Card block

We use this block when displaying similar information that has consistent headings/categories. It was originally developed to contain rx info. Allows us to use horizontal real estate and not overload the vertical/infinite scroll issue. Also gives provides opportunity to add additional information with each card that pops out for more details. Mobile friendly. Searchable in search function. For example:

Pop-out block

Designed for talking tips, etc. Generally used to contain information that is not necessarily immediately relevant for all users. But, for those that are interested, they can click to “opt-in” to view the content. Content is NOT searchable using the search function. For example:

Image block

Used for images of diagrams, static flow charts, evidence tables that go beyond three columns, etc. Please note, if we can we try NOT to use images for evidence tables are they do not render well in mobile. Where possible, consider how the content can be summarized differently/more succiently before going down the image route.
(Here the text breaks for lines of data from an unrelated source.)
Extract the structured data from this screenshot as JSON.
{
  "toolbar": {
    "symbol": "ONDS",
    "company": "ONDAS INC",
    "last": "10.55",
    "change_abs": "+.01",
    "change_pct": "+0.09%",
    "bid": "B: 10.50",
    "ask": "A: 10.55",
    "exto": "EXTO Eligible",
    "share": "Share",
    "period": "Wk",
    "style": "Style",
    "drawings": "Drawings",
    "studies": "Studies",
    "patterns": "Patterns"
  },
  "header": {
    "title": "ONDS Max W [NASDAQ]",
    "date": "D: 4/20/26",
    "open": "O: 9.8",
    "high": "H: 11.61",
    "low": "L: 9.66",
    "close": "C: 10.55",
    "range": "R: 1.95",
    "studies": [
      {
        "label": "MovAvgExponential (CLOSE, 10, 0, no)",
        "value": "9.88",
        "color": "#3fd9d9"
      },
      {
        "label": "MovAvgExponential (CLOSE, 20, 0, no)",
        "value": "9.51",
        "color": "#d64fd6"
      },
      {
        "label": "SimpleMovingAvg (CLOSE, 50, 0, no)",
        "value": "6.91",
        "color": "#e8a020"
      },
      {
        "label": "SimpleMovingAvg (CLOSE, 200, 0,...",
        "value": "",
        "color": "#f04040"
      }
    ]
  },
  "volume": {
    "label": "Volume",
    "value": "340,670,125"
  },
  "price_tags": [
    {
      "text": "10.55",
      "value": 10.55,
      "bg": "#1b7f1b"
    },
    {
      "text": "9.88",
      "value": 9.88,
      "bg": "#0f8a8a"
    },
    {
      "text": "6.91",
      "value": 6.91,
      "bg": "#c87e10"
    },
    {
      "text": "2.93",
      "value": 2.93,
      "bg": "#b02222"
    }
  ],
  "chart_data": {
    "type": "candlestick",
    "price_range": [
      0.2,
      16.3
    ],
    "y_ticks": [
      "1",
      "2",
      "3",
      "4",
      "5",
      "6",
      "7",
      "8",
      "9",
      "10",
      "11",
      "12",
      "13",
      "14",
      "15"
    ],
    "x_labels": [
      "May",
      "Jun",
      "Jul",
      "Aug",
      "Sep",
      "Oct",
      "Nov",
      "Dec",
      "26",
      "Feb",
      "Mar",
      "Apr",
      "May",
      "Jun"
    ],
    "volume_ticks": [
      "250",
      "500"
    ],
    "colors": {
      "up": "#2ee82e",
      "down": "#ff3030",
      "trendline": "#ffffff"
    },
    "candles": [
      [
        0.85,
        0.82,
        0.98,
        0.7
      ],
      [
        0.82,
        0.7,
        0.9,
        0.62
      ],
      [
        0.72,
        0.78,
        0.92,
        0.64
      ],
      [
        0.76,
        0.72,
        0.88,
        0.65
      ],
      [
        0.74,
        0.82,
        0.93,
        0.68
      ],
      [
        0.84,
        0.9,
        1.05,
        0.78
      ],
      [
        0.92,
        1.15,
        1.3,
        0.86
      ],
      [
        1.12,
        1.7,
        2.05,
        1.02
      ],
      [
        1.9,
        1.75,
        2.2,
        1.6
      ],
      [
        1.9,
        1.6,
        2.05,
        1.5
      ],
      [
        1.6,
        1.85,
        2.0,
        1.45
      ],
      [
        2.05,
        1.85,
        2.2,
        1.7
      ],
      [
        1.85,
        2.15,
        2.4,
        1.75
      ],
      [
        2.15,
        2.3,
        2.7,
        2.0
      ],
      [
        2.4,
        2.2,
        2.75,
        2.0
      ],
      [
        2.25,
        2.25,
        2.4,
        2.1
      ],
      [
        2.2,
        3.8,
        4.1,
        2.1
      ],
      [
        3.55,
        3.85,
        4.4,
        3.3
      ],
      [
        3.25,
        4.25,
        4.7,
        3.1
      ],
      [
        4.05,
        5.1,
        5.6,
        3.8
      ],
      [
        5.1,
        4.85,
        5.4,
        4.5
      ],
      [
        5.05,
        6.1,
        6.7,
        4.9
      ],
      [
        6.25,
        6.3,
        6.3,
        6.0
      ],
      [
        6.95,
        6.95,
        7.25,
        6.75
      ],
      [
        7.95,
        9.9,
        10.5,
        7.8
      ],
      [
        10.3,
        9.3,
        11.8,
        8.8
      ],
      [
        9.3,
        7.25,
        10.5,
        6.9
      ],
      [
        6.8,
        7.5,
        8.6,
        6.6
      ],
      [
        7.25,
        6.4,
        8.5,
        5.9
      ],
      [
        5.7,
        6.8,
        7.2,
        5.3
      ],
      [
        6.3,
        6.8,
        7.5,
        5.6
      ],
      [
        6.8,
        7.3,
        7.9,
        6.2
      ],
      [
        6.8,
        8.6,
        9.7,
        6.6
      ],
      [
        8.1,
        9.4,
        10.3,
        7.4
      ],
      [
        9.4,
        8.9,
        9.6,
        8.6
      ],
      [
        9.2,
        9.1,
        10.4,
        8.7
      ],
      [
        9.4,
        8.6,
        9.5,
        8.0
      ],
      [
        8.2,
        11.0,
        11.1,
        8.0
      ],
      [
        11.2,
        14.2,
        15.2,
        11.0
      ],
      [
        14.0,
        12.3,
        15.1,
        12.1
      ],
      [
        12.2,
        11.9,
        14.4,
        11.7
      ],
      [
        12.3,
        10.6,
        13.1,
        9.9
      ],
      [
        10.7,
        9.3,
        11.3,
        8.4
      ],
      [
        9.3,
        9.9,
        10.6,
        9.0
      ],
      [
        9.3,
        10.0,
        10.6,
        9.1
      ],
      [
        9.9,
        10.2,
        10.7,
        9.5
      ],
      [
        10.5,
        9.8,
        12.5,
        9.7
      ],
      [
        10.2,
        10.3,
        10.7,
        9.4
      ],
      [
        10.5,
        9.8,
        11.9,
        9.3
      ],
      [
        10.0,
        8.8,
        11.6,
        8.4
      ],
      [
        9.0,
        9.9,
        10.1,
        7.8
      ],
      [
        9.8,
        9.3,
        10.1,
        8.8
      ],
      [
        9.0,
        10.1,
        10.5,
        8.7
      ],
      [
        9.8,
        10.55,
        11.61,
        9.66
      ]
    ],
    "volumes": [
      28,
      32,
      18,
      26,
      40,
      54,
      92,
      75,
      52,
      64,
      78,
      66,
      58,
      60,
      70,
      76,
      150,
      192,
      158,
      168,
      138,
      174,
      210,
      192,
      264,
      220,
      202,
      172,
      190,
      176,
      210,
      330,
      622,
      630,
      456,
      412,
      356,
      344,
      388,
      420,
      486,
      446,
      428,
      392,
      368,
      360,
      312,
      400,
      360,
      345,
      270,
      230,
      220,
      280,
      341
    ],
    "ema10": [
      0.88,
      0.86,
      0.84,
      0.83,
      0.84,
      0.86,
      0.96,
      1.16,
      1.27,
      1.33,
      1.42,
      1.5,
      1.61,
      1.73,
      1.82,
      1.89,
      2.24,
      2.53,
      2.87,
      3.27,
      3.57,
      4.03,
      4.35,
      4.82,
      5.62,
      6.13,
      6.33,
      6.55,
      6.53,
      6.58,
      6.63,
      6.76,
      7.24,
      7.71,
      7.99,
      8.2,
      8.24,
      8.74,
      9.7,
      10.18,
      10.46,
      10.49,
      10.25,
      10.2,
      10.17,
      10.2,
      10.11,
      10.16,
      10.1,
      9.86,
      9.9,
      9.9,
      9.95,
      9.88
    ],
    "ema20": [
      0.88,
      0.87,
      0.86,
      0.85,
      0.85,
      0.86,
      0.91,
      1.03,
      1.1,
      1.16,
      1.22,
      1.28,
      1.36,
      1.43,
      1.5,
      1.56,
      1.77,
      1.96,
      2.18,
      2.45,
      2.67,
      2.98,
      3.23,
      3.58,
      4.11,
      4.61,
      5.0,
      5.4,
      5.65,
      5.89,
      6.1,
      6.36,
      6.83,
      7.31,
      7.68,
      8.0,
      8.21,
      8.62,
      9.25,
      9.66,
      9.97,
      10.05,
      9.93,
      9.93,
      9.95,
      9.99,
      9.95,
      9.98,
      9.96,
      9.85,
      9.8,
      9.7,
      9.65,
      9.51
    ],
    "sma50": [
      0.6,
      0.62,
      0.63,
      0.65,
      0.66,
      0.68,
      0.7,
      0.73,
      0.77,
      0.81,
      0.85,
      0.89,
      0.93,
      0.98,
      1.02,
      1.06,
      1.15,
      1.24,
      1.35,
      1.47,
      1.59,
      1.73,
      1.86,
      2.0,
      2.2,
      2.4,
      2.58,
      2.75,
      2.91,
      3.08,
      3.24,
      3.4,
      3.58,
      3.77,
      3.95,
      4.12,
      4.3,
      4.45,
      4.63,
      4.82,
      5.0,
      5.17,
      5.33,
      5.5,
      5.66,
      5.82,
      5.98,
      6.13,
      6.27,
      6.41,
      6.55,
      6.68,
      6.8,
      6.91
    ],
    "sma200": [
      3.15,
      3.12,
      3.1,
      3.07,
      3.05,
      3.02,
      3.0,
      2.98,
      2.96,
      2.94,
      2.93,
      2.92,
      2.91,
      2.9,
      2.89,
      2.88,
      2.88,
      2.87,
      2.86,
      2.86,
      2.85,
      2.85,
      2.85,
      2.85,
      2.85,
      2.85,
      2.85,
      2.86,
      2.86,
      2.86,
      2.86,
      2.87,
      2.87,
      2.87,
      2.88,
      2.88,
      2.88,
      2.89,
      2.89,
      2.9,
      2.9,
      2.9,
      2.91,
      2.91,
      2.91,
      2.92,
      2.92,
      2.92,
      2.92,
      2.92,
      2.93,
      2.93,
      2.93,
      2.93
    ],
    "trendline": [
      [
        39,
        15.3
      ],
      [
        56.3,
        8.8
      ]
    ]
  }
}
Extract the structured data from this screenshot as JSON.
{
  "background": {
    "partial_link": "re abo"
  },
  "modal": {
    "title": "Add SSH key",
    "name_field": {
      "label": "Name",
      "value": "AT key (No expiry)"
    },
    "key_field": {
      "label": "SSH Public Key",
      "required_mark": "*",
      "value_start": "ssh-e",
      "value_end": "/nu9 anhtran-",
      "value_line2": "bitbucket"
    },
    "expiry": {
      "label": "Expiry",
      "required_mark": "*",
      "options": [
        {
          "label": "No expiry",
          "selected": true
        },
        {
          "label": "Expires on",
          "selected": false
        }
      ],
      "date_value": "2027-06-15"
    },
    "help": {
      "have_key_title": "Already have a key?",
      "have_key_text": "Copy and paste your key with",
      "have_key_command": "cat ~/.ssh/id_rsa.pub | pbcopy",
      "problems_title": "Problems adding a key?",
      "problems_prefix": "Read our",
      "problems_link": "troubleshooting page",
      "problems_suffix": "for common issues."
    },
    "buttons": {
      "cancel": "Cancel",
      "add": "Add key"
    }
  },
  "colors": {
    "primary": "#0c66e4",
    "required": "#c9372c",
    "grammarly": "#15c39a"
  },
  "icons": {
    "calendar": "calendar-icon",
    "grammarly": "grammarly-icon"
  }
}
For example:

Red Flags

adfafdasf

adsfasfa

["Fingerprint"]
["Fingerprint"]
['50122450']
['50122450']
["Fingerprint"]
["Fingerprint"]
['50122294']
['50122294']
['50122293']
['50122293']
["Fingerprint"]
["Fingerprint"]
['50119648']
['50119648']
["Fingerprint"]
["Fingerprint"]
['50119648']
['50119648']
["Fingerprint"]
["Fingerprint"]
['50119488']
['50119488']
["Fingerprint"]
["Fingerprint"]
['50074699']
['50074699']
["Fingerprint"]
["Fingerprint"]
['50103995']
['50103995']
["Fingerprint"]
["Fingerprint"]
['50103610']
['50103610']
['50103608']
['50103608']
["Fingerprint"]
["Fingerprint"]
['50103598']
['50103598']
["Fingerprint"]
["Fingerprint"]
['50096438']
['50096438']
["Fingerprint"]
["Fingerprint"]
['50074699']
['50074699']
['50074653']
['50074653']
["Fingerprint"]
["Fingerprint"]
['50074653']
['50074653']
["Fingerprint"]
["Fingerprint"]
['50074653']
['50074653']